- Assisted by: Bob King, Paul Nasto, Jeff Nesmmeyer, Dan Remmers, Jack Schaeffer, Al Thompson
- Set Painting: Kevin 0’Dowd
- Assisted by: Meri Cole and Leslie Reed
- Set Decoration: Nancyanne Burton, Jean Stuhl and Allen Stuhl
- Lighting Design: Ken and Patti Crowley
- Master Electrician: Nancy Owens
- Assisted by: Casey Brusnahan, Eileen Doherty, Heather Franklin, Kira Simon Hogan, Rachel Lau, Pam Leonowich,Jennifer Lyman, Elizabeth Owens, Donna Reynolds, Dick Schwab
- Sound Design: David Correia and David Hale

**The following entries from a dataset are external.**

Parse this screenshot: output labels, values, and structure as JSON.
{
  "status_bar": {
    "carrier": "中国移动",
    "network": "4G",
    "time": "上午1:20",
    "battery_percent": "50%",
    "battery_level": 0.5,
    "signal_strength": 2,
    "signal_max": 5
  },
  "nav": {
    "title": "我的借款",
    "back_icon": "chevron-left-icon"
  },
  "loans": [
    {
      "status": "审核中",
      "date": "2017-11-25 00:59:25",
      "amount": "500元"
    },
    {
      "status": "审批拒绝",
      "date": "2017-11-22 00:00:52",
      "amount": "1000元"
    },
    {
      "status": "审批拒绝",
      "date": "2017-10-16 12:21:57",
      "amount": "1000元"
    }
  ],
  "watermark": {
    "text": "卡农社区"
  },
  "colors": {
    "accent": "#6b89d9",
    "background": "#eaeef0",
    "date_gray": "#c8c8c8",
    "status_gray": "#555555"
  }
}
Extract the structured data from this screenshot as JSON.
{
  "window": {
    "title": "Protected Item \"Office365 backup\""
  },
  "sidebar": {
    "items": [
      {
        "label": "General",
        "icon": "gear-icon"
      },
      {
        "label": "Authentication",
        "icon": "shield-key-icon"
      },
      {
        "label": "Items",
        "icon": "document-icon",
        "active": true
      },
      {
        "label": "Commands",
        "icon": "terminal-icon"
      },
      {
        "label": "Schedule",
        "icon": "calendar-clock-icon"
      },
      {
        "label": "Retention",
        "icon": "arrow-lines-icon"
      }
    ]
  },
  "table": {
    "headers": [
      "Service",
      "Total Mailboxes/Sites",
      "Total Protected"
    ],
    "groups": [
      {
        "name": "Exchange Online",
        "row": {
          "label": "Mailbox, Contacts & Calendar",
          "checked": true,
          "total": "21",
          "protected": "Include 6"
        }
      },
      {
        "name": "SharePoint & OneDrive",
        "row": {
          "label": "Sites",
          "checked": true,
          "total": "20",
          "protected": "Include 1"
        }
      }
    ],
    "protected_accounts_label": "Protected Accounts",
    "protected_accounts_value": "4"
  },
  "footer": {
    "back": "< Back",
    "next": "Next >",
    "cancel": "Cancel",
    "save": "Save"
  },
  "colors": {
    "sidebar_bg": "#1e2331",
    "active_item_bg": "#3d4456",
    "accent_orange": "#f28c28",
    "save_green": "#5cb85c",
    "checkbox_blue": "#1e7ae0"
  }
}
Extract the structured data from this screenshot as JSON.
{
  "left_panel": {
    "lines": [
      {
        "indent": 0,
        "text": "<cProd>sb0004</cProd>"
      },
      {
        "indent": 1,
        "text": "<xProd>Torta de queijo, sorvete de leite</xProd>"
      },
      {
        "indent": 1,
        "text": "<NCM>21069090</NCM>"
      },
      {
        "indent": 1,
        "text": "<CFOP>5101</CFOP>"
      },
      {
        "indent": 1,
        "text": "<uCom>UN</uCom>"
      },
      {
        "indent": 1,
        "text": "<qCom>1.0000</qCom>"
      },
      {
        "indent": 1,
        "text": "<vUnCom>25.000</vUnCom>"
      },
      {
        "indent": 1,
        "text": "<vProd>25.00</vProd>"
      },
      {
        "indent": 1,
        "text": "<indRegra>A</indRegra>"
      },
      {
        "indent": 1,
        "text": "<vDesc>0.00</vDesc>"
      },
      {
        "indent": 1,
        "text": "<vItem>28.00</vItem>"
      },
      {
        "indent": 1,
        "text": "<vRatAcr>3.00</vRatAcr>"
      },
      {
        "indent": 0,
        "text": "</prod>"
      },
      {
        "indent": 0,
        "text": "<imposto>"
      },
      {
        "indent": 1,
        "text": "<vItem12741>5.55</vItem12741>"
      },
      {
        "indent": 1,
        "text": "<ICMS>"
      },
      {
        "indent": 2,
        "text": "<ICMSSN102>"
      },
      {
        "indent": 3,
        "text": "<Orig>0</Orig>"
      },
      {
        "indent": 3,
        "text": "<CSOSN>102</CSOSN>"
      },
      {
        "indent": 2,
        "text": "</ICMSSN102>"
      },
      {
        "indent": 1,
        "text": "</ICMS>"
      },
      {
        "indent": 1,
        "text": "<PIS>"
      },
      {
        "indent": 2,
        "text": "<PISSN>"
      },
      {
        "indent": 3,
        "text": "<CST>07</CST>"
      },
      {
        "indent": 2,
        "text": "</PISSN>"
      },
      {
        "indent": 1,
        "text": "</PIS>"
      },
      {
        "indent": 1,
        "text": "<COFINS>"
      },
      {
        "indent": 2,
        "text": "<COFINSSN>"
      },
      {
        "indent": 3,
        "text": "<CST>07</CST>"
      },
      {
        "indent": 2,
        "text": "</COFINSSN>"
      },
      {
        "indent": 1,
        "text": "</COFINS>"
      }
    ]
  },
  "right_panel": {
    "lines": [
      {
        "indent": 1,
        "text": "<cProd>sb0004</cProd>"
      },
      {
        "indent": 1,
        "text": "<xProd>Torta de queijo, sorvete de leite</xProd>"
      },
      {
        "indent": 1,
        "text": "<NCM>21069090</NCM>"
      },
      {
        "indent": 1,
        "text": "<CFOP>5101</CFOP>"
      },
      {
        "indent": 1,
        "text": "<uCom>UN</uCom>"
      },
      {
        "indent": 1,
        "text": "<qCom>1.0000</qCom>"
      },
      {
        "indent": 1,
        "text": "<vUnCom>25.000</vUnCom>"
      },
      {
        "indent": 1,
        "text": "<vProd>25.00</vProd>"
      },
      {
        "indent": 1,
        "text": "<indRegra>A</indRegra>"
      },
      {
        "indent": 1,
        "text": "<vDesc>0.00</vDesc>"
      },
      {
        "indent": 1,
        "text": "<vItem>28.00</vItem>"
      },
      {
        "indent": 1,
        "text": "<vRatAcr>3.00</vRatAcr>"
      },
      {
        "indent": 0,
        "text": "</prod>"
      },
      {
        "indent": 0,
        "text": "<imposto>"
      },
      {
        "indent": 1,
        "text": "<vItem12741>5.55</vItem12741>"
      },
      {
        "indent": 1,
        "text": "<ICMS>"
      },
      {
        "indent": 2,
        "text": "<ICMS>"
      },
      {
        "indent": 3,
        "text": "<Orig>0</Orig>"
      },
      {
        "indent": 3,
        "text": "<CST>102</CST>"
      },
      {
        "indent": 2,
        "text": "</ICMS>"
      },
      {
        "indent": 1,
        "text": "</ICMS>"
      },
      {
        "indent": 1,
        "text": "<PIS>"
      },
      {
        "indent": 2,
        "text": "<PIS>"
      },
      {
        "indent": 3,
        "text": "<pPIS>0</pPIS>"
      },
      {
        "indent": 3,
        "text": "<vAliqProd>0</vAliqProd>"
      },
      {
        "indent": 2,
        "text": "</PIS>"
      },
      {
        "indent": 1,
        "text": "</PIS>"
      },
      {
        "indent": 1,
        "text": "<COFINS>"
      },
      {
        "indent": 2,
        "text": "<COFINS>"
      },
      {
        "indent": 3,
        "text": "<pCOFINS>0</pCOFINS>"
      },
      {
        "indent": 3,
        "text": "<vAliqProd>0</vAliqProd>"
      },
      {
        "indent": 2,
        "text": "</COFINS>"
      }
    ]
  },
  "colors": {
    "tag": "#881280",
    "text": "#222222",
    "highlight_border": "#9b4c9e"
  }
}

- Assisted by: Margaret Evans-Joyce, Anna Hawkins, Robin Parker, Bill Rinehuls, Alan Wray
- Costume Design and Construction: Chris Macey
- Assisted by: Beverley Benda, Bobbie Herbst, Annie Vroom
- Wardrobe: Barbara Helsing and Margaret Snow
- Assisted by: Pat Bradford, Margaret Evans-Joyce, Patricia Greksouk, Nancy Klebanoff, Sherry Singer, Nicole Zuchetto
- Makeup and Hair Design: Chris Macey
- Properties: Betty Dolan and Leslie Reed
- Assisted by: Sharon Dove, Jean Downey, Sharon Edwards, Bobbie Herbst, Carol Hutchinson, Rebecca Johnson
- Rigging: Russell Wyland
- Photographer: Shane Canfield
- Auditions: Amanda Helms, Joanna Henry, Bobbie Herbst, Laura Nemecek, Marshall Smith, Margaret Snow, Adrian Steel
- Audition and Rehearsal Pianist: Francine Krasowska
- Dance Captains: Iván Dávila and Kristen Magee
- Double Tech Dinner: Jean Stuhl
- Assisted by: Don Burton, Nancyanne Burton, Allen Stuhl
- Opening Night Party: Russell Wyland
- Assisted by: Lloyd Bittinger, Jean and Allen Stuhl
- Publicity: Rachel Fischer Alberts
- Graphics: Simmons Design
- Playbill Editor: Carol Hutchinson
Disclaimer: Little Theatre of Alexandria provided two complimentary media tickets to ShowBizRadio for this review.
This article can be linked to as: http://washingtondc.showbizradio.com/goto/4764.
Betsy Marks Delaney is founder and Artistic Director of OutOftheBlackBox Theatre Company (O2B2) and General Manager of the Greenbelt Arts Center. Since 2006 Betsy has worked as a director, producer, designer and more. Betsy has also worked with Washington Revels, Arena Stage, the now-defunct Harlequin Dinner Theatre and with community theatre companies both in Maryland and in upstate New York. She holds a Bachelor of Arts degree in Technical Theatre from SUNY New Paltz. Through Hawkeswood Productions, Betsy produces archival performance videos and YouTube highlight spots.